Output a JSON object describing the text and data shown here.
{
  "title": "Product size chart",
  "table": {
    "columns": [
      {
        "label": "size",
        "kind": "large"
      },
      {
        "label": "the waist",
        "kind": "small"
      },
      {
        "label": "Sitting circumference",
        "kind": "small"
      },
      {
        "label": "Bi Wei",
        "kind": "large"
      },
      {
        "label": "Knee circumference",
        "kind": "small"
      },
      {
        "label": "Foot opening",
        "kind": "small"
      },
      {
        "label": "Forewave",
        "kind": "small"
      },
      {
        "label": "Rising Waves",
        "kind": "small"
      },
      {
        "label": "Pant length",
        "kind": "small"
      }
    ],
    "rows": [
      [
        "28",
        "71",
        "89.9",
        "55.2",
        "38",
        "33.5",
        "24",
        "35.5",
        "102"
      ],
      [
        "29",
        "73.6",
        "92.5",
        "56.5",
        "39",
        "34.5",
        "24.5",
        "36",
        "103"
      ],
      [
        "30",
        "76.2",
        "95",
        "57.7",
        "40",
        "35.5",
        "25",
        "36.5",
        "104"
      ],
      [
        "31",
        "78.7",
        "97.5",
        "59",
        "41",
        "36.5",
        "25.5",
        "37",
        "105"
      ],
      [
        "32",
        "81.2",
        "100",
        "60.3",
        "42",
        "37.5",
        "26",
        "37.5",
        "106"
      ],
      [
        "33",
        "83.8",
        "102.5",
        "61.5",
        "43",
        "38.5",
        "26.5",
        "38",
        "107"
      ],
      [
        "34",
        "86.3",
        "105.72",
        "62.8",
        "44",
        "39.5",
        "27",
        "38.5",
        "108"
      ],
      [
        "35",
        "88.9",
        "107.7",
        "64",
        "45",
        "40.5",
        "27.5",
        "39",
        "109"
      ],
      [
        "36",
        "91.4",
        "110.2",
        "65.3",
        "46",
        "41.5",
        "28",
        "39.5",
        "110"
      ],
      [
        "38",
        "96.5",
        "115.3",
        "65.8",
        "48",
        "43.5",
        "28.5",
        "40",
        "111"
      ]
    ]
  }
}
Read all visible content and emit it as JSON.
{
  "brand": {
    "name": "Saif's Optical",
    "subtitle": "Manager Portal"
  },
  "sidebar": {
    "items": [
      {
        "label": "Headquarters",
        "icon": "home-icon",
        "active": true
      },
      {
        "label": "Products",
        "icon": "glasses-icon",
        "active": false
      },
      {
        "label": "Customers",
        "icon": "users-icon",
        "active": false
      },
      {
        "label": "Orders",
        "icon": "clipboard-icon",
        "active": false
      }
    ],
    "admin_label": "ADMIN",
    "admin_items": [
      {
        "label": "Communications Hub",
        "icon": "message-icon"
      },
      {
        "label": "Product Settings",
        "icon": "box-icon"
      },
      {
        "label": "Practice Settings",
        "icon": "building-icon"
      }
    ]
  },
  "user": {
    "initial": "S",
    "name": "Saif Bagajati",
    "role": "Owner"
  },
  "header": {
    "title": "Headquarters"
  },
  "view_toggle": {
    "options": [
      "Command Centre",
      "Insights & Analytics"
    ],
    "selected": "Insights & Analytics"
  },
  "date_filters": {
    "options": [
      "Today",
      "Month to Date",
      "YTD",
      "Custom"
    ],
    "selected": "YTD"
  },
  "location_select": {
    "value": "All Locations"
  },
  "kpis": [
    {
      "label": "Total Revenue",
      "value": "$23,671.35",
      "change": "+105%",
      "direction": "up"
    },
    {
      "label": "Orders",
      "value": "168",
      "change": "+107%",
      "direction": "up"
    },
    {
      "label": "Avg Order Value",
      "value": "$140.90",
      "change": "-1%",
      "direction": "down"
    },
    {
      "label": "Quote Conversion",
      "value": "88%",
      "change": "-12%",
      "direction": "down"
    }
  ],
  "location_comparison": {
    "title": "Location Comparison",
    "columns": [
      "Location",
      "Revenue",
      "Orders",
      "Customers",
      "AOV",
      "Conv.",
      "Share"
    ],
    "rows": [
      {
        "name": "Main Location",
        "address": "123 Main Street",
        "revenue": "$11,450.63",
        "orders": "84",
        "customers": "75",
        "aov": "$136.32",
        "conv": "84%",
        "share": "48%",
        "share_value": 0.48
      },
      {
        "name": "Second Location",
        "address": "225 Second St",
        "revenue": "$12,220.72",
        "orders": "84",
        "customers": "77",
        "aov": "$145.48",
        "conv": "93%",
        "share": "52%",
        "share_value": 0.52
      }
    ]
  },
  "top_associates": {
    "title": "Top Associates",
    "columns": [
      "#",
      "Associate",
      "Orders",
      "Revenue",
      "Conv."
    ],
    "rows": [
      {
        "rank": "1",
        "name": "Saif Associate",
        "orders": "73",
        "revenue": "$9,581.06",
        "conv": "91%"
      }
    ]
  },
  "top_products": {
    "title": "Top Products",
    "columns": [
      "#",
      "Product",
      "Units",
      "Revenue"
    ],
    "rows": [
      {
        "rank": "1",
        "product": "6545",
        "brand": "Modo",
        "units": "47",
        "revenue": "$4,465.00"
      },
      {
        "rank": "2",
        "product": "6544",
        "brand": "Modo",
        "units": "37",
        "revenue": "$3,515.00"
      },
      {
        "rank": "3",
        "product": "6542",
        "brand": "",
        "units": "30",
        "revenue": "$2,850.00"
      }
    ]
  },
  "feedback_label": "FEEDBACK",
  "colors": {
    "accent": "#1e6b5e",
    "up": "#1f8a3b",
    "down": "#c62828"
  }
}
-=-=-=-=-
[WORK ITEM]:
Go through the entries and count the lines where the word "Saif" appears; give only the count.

[OUTPUT]:
3